(Element data from apps and pages)
----------------

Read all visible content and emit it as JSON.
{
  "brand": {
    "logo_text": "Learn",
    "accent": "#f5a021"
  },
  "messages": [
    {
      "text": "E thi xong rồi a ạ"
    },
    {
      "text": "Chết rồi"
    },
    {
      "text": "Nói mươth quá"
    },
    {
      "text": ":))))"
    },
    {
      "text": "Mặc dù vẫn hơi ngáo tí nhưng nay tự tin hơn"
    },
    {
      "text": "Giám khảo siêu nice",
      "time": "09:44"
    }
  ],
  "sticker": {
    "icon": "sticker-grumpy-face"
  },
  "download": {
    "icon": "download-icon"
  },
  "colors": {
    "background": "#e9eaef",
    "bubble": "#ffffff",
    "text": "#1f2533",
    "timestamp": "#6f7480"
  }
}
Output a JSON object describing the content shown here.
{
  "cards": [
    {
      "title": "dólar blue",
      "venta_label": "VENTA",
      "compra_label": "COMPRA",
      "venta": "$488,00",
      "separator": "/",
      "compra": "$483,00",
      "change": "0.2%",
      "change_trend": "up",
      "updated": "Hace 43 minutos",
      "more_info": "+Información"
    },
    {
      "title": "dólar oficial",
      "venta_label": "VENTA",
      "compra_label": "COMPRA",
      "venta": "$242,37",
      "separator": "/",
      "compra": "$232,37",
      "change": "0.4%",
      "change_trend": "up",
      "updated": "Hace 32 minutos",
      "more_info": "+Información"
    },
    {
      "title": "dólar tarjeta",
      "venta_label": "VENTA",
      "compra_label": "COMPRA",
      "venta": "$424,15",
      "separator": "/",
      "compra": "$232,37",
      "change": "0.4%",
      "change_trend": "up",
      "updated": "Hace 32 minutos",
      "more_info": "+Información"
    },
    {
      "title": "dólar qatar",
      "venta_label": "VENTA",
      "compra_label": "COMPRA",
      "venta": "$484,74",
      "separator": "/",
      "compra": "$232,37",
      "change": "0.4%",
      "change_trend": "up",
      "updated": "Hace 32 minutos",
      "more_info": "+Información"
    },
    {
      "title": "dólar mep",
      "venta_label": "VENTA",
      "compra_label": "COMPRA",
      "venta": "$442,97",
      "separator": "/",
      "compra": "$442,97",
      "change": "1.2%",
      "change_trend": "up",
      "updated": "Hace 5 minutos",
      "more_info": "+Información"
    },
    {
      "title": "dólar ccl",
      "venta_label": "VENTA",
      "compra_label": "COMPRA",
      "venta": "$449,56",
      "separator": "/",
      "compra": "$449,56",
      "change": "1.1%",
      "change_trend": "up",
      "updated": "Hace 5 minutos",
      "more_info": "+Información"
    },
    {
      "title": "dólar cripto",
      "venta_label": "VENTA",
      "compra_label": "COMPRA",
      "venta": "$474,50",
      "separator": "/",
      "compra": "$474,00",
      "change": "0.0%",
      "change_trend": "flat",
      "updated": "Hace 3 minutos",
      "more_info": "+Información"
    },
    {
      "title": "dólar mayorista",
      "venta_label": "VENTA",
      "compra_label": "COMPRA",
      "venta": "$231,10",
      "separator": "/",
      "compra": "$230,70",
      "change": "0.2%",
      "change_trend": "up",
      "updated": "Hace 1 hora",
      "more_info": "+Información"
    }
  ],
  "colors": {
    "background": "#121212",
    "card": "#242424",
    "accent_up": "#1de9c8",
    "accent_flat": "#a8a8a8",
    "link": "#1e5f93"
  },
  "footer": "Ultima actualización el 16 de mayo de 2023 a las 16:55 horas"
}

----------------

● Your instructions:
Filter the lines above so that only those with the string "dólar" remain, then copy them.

● Exercise response:
      "title": "dólar blue",
      "title": "dólar oficial",
      "title": "dólar tarjeta",
      "title": "dólar qatar",
      "title": "dólar mep",
      "title": "dólar ccl",
      "title": "dólar cripto",
      "title": "dólar mayorista",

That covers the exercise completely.